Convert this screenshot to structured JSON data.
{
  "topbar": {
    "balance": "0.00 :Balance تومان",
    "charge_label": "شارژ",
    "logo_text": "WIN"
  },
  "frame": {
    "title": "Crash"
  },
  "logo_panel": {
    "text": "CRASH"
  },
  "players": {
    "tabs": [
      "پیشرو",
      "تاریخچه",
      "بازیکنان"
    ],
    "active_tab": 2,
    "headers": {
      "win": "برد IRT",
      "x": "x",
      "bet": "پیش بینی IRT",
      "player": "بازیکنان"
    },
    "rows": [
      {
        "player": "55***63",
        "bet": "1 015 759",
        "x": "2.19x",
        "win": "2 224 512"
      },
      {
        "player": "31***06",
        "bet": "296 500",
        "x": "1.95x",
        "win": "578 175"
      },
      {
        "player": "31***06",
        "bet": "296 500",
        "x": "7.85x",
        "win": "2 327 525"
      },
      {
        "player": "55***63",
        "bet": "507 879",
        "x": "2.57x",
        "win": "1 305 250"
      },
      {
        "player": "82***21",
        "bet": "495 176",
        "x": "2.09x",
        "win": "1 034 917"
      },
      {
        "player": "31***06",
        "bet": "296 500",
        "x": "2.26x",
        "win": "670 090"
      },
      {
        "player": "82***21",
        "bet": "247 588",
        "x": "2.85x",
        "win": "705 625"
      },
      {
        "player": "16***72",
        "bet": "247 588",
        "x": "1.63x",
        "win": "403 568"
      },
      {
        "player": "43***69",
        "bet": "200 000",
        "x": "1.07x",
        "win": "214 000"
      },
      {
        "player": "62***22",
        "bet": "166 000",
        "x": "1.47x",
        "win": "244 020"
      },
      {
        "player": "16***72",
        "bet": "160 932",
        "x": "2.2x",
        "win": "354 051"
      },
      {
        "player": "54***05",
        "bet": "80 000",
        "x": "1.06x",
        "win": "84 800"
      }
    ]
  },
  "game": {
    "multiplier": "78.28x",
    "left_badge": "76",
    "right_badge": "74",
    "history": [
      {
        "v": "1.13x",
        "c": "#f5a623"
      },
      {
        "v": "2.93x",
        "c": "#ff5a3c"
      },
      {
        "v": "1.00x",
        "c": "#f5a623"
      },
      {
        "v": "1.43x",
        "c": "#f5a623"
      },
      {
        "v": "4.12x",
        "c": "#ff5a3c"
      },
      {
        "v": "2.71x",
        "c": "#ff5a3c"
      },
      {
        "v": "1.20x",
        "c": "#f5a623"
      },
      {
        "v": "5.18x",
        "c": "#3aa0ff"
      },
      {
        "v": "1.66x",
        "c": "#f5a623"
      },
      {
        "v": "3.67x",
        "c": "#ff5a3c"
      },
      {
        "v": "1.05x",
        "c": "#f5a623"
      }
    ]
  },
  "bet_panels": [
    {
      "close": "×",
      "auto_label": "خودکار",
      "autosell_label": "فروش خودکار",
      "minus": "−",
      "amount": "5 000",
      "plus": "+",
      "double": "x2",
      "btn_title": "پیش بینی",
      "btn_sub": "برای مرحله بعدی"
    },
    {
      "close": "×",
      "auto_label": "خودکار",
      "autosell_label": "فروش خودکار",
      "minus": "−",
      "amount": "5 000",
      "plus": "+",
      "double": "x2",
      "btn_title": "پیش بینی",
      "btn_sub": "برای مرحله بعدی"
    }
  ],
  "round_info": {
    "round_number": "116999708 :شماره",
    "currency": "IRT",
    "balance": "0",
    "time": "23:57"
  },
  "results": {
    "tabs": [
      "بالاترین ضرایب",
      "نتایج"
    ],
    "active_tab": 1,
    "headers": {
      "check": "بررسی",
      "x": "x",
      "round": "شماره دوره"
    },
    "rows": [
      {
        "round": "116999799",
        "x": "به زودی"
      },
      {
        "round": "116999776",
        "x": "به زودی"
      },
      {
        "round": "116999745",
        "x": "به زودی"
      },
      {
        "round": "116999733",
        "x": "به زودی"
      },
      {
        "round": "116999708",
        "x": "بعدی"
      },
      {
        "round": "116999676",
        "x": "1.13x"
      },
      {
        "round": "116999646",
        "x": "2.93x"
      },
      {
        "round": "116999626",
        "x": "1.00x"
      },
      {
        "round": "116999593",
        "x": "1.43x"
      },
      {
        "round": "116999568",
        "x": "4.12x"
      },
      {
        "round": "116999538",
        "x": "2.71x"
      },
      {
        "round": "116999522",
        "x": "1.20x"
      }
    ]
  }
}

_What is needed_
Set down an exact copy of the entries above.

_Task output_
Convert this screenshot to structured JSON data.
{
  "topbar": {
    "balance": "0.00 :Balance تومان",
    "charge_label": "شارژ",
    "logo_text": "WIN"
  },
  "frame": {
    "title": "Crash"
  },
  "logo_panel": {
    "text": "CRASH"
  },
  "players": {
    "tabs": [
      "پیشرو",
      "تاریخچه",
      "بازیکنان"
    ],
    "active_tab": 2,
    "headers": {
      "win": "برد IRT",
      "x": "x",
      "bet": "پیش بینی IRT",
      "player": "بازیکنان"
    },
    "rows": [
      {
        "player": "55***63",
        "bet": "1 015 759",
        "x": "2.19x",
        "win": "2 224 512"
      },
      {
        "player": "31***06",
        "bet": "296 500",
        "x": "1.95x",
        "win": "578 175"
      },
      {
        "player": "31***06",
        "bet": "296 500",
        "x": "7.85x",
        "win": "2 327 525"
      },
      {
        "player": "55***63",
        "bet": "507 879",
        "x": "2.57x",
        "win": "1 305 250"
      },
      {
        "player": "82***21",
        "bet": "495 176",
        "x": "2.09x",
        "win": "1 034 917"
      },
      {
        "player": "31***06",
        "bet": "296 500",
        "x": "2.26x",
        "win": "670 090"
      },
      {
        "player": "82***21",
        "bet": "247 588",
        "x": "2.85x",
        "win": "705 625"
      },
      {
        "player": "16***72",
        "bet": "247 588",
        "x": "1.63x",
        "win": "403 568"
      },
      {
        "player": "43***69",
        "bet": "200 000",
        "x": "1.07x",
        "win": "214 000"
      },
      {
        "player": "62***22",
        "bet": "166 000",
        "x": "1.47x",
        "win": "244 020"
      },
      {
        "player": "16***72",
        "bet": "160 932",
        "x": "2.2x",
        "win": "354 051"
      },
      {
        "player": "54***05",
        "bet": "80 000",
        "x": "1.06x",
        "win": "84 800"
      }
    ]
  },
  "game": {
    "multiplier": "78.28x",
    "left_badge": "76",
    "right_badge": "74",
    "history": [
      {
        "v": "1.13x",
        "c": "#f5a623"
      },
      {
        "v": "2.93x",
        "c": "#ff5a3c"
      },
      {
        "v": "1.00x",
        "c": "#f5a623"
      },
      {
        "v": "1.43x",
        "c": "#f5a623"
      },
      {
        "v": "4.12x",
        "c": "#ff5a3c"
      },
      {
        "v": "2.71x",
        "c": "#ff5a3c"
      },
      {
        "v": "1.20x",
        "c": "#f5a623"
      },
      {
        "v": "5.18x",
        "c": "#3aa0ff"
      },
      {
        "v": "1.66x",
        "c": "#f5a623"
      },
      {
        "v": "3.67x",
        "c": "#ff5a3c"
      },
      {
        "v": "1.05x",
        "c": "#f5a623"
      }
    ]
  },
  "bet_panels": [
    {
      "close": "×",
      "auto_label": "خودکار",
      "autosell_label": "فروش خودکار",
      "minus": "−",
      "amount": "5 000",
      "plus": "+",
      "double": "x2",
      "btn_title": "پیش بینی",
      "btn_sub": "برای مرحله بعدی"
    },
    {
      "close": "×",
      "auto_label": "خودکار",
      "autosell_label": "فروش خودکار",
      "minus": "−",
      "amount": "5 000",
      "plus": "+",
      "double": "x2",
      "btn_title": "پیش بینی",
      "btn_sub": "برای مرحله بعدی"
    }
  ],
  "round_info": {
    "round_number": "116999708 :شماره",
    "currency": "IRT",
    "balance": "0",
    "time": "23:57"
  },
  "results": {
    "tabs": [
      "بالاترین ضرایب",
      "نتایج"
    ],
    "active_tab": 1,
    "headers": {
      "check": "بررسی",
      "x": "x",
      "round": "شماره دوره"
    },
    "rows": [
      {
        "round": "116999799",
        "x": "به زودی"
      },
      {
        "round": "116999776",
        "x": "به زودی"
      },
      {
        "round": "116999745",
        "x": "به زودی"
      },
      {
        "round": "116999733",
        "x": "به زودی"
      },
      {
        "round": "116999708",
        "x": "بعدی"
      },
      {
        "round": "116999676",
        "x": "1.13x"
      },
      {
        "round": "116999646",
        "x": "2.93x"
      },
      {
        "round": "116999626",
        "x": "1.00x"
      },
      {
        "round": "116999593",
        "x": "1.43x"
      },
      {
        "round": "116999568",
        "x": "4.12x"
      },
      {
        "round": "116999538",
        "x": "2.71x"
      },
      {
        "round": "116999522",
        "x": "1.20x"
      }
    ]
  }
}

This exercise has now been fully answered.